● **Given records**:

........

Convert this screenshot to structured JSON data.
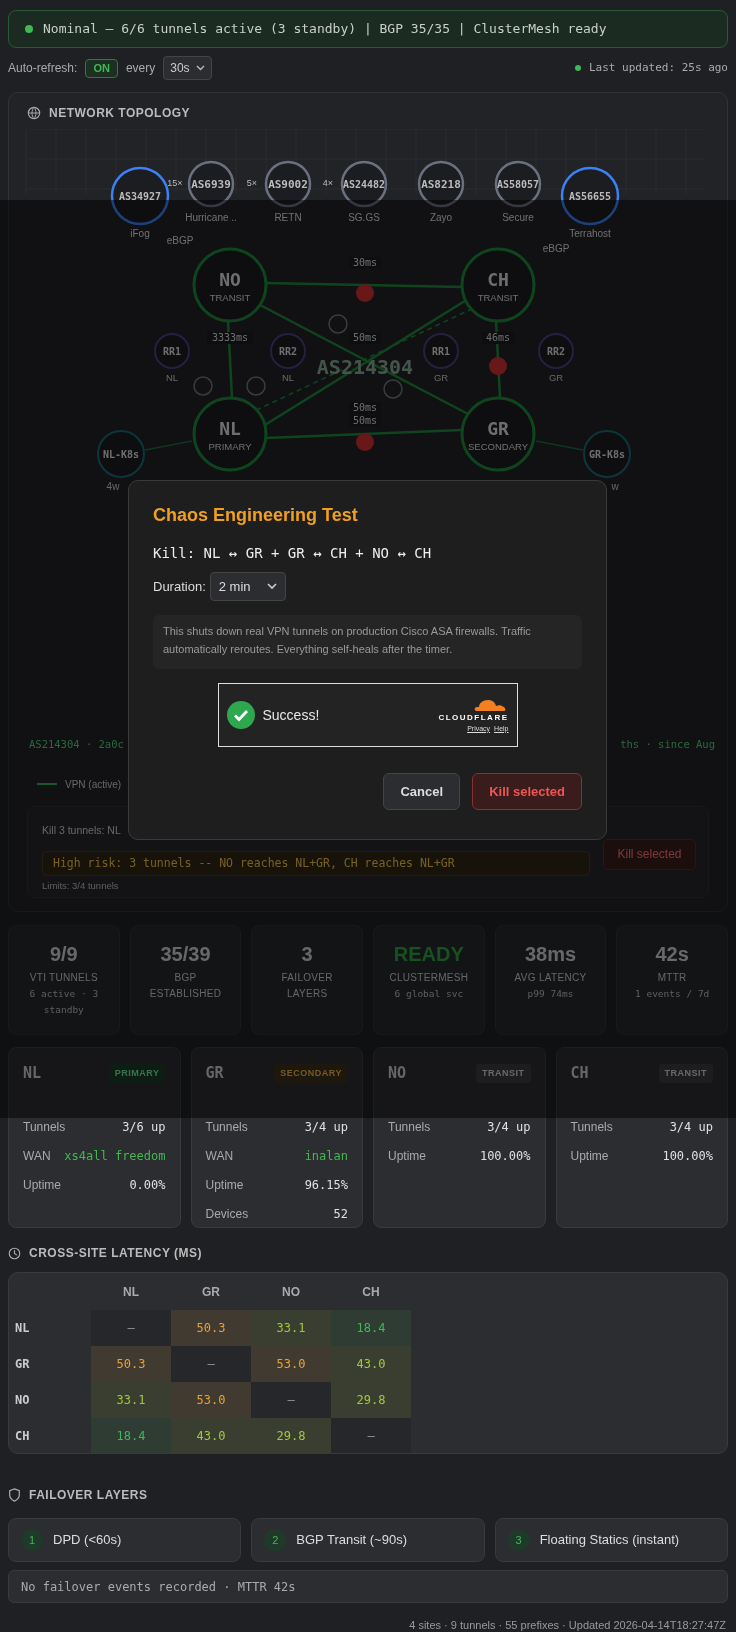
{
  "status_banner": {
    "text": "Nominal — 6/6 tunnels active (3 standby) | BGP 35/35 | ClusterMesh ready",
    "kind": "ok"
  },
  "auto_refresh": {
    "label": "Auto-refresh:",
    "toggle": "ON",
    "on": true,
    "every": "every",
    "interval": "30s"
  },
  "last_updated": {
    "text": "Last updated: 25s ago",
    "kind": "ok"
  },
  "topology": {
    "title": "NETWORK TOPOLOGY",
    "upstreams": [
      {
        "asn": "AS34927",
        "name": "iFog",
        "kind": "direct"
      },
      {
        "asn": "AS6939",
        "name": "Hurricane ..",
        "kind": "transit"
      },
      {
        "asn": "AS9002",
        "name": "RETN",
        "kind": "transit"
      },
      {
        "asn": "AS24482",
        "name": "SG.GS",
        "kind": "transit"
      },
      {
        "asn": "AS8218",
        "name": "Zayo",
        "kind": "transit"
      },
      {
        "asn": "AS58057",
        "name": "Secure",
        "kind": "transit"
      },
      {
        "asn": "AS56655",
        "name": "Terrahost",
        "kind": "direct"
      }
    ],
    "link_counts": [
      "15×",
      "5×",
      "4×"
    ],
    "bgp_labels": [
      "eBGP",
      "eBGP"
    ],
    "sites": [
      {
        "code": "NO",
        "role": "TRANSIT"
      },
      {
        "code": "CH",
        "role": "TRANSIT"
      },
      {
        "code": "NL",
        "role": "PRIMARY"
      },
      {
        "code": "GR",
        "role": "SECONDARY"
      }
    ],
    "links": [
      {
        "kind": "solid",
        "selected": true
      },
      {
        "kind": "solid",
        "selected": false
      },
      {
        "kind": "solid",
        "selected": false
      },
      {
        "kind": "solid",
        "selected": false
      },
      {
        "kind": "solid",
        "selected": true
      },
      {
        "kind": "solid",
        "selected": true
      },
      {
        "kind": "dashed",
        "selected": false
      }
    ],
    "latency_labels": [
      "30ms",
      "3333ms",
      "50ms",
      "46ms",
      "50ms",
      "50ms"
    ],
    "route_reflectors": [
      {
        "label": "RR1",
        "site": "NL"
      },
      {
        "label": "RR2",
        "site": "NL"
      },
      {
        "label": "RR1",
        "site": "GR"
      },
      {
        "label": "RR2",
        "site": "GR"
      }
    ],
    "clusters": [
      {
        "label": "NL-K8s",
        "age": "4w"
      },
      {
        "label": "GR-K8s",
        "age": "w"
      }
    ],
    "asn_label": "AS214304",
    "summary_left": "AS214304 · 2a0c",
    "summary_right": "ths · since Aug",
    "legend": [
      {
        "label": "VPN (active)"
      }
    ],
    "kill_panel": {
      "prompt": "Kill 3 tunnels: NL",
      "risk": "High risk: 3 tunnels -- NO reaches NL+GR, CH reaches NL+GR",
      "button": "Kill selected",
      "limits": "Limits: 3/4 tunnels"
    }
  },
  "stats": [
    {
      "value": "9/9",
      "label": "VTI TUNNELS",
      "detail": "6 active · 3 standby",
      "kind": "plain"
    },
    {
      "value": "35/39",
      "label": "BGP ESTABLISHED",
      "kind": "plain"
    },
    {
      "value": "3",
      "label": "FAILOVER LAYERS",
      "kind": "plain"
    },
    {
      "value": "READY",
      "label": "CLUSTERMESH",
      "detail": "6 global svc",
      "kind": "ok"
    },
    {
      "value": "38ms",
      "label": "AVG LATENCY",
      "detail": "p99 74ms",
      "kind": "plain"
    },
    {
      "value": "42s",
      "label": "MTTR",
      "detail": "1 events / 7d",
      "kind": "plain"
    }
  ],
  "sites": [
    {
      "code": "NL",
      "role": "PRIMARY",
      "rows": [
        {
          "label": "Tunnels",
          "value": "3/6 up",
          "kind": "plain"
        },
        {
          "label": "WAN",
          "value": "xs4all freedom",
          "kind": "link"
        },
        {
          "label": "Uptime",
          "value": "0.00%",
          "kind": "plain"
        }
      ]
    },
    {
      "code": "GR",
      "role": "SECONDARY",
      "rows": [
        {
          "label": "Tunnels",
          "value": "3/4 up",
          "kind": "plain"
        },
        {
          "label": "WAN",
          "value": "inalan",
          "kind": "link"
        },
        {
          "label": "Uptime",
          "value": "96.15%",
          "kind": "plain"
        },
        {
          "label": "Devices",
          "value": "52",
          "kind": "plain"
        }
      ]
    },
    {
      "code": "NO",
      "role": "TRANSIT",
      "rows": [
        {
          "label": "Tunnels",
          "value": "3/4 up",
          "kind": "plain"
        },
        {
          "label": "Uptime",
          "value": "100.00%",
          "kind": "plain"
        }
      ]
    },
    {
      "code": "CH",
      "role": "TRANSIT",
      "rows": [
        {
          "label": "Tunnels",
          "value": "3/4 up",
          "kind": "plain"
        },
        {
          "label": "Uptime",
          "value": "100.00%",
          "kind": "plain"
        }
      ]
    }
  ],
  "latency": {
    "title": "CROSS-SITE LATENCY (MS)",
    "columns": [
      "NL",
      "GR",
      "NO",
      "CH"
    ],
    "rows": [
      {
        "label": "NL",
        "cells": [
          {
            "text": "—"
          },
          {
            "text": "50.3",
            "color": "#e8a33a"
          },
          {
            "text": "33.1",
            "color": "#a3c93a"
          },
          {
            "text": "18.4",
            "color": "#3fb950"
          }
        ]
      },
      {
        "label": "GR",
        "cells": [
          {
            "text": "50.3",
            "color": "#e8a33a"
          },
          {
            "text": "—"
          },
          {
            "text": "53.0",
            "color": "#e8a33a"
          },
          {
            "text": "43.0",
            "color": "#a3c93a"
          }
        ]
      },
      {
        "label": "NO",
        "cells": [
          {
            "text": "33.1",
            "color": "#a3c93a"
          },
          {
            "text": "53.0",
            "color": "#e8a33a"
          },
          {
            "text": "—"
          },
          {
            "text": "29.8",
            "color": "#a3c93a"
          }
        ]
      },
      {
        "label": "CH",
        "cells": [
          {
            "text": "18.4",
            "color": "#3fb950"
          },
          {
            "text": "43.0",
            "color": "#a3c93a"
          },
          {
            "text": "29.8",
            "color": "#a3c93a"
          },
          {
            "text": "—"
          }
        ]
      }
    ]
  },
  "failover": {
    "title": "FAILOVER LAYERS",
    "layers": [
      {
        "number": "1",
        "label": "DPD (<60s)"
      },
      {
        "number": "2",
        "label": "BGP Transit (~90s)"
      },
      {
        "number": "3",
        "label": "Floating Statics (instant)"
      }
    ],
    "events": "No failover events recorded · MTTR 42s"
  },
  "footer": "4 sites · 9 tunnels · 55 prefixes · Updated 2026-04-14T18:27:47Z",
  "modal": {
    "title": "Chaos Engineering Test",
    "kill_line": "Kill: NL ↔ GR + GR ↔ CH + NO ↔ CH",
    "duration_label": "Duration:",
    "duration": "2 min",
    "warning": "This shuts down real VPN tunnels on production Cisco ASA firewalls. Traffic automatically reroutes. Everything self-heals after the timer.",
    "captcha": {
      "status": "Success!",
      "brand": "CLOUDFLARE",
      "links": [
        "Privacy",
        "Help"
      ]
    },
    "buttons": [
      {
        "label": "Cancel",
        "kind": "secondary"
      },
      {
        "label": "Kill selected",
        "kind": "danger"
      }
    ]
  }
}
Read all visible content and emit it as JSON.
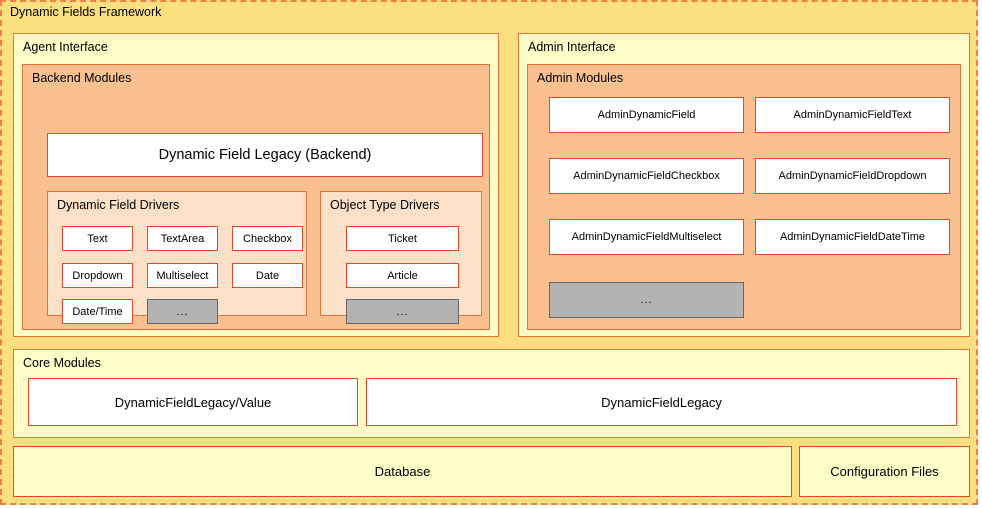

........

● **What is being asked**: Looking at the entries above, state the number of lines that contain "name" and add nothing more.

● **Result**: 7